* [PROBLEM]
In full and without error, repeat the entries below.

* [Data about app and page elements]

--*--

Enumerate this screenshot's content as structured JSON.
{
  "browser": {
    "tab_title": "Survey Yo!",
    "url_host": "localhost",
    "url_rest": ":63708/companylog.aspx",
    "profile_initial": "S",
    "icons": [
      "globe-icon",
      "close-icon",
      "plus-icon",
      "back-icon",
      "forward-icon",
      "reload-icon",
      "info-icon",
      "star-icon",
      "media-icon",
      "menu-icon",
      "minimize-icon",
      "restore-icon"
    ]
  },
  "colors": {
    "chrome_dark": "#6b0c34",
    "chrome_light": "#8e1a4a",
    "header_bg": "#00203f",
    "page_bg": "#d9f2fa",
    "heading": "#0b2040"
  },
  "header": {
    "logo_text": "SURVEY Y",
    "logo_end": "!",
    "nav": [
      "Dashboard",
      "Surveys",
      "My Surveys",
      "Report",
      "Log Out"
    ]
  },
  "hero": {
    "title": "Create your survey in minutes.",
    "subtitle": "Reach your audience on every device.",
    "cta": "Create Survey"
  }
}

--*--

* [EXPECTED OUTPUT]
Enumerate this screenshot's content as structured JSON.
{
  "browser": {
    "tab_title": "Survey Yo!",
    "url_host": "localhost",
    "url_rest": ":63708/companylog.aspx",
    "profile_initial": "S",
    "icons": [
      "globe-icon",
      "close-icon",
      "plus-icon",
      "back-icon",
      "forward-icon",
      "reload-icon",
      "info-icon",
      "star-icon",
      "media-icon",
      "menu-icon",
      "minimize-icon",
      "restore-icon"
    ]
  },
  "colors": {
    "chrome_dark": "#6b0c34",
    "chrome_light": "#8e1a4a",
    "header_bg": "#00203f",
    "page_bg": "#d9f2fa",
    "heading": "#0b2040"
  },
  "header": {
    "logo_text": "SURVEY Y",
    "logo_end": "!",
    "nav": [
      "Dashboard",
      "Surveys",
      "My Surveys",
      "Report",
      "Log Out"
    ]
  },
  "hero": {
    "title": "Create your survey in minutes.",
    "subtitle": "Reach your audience on every device.",
    "cta": "Create Survey"
  }
}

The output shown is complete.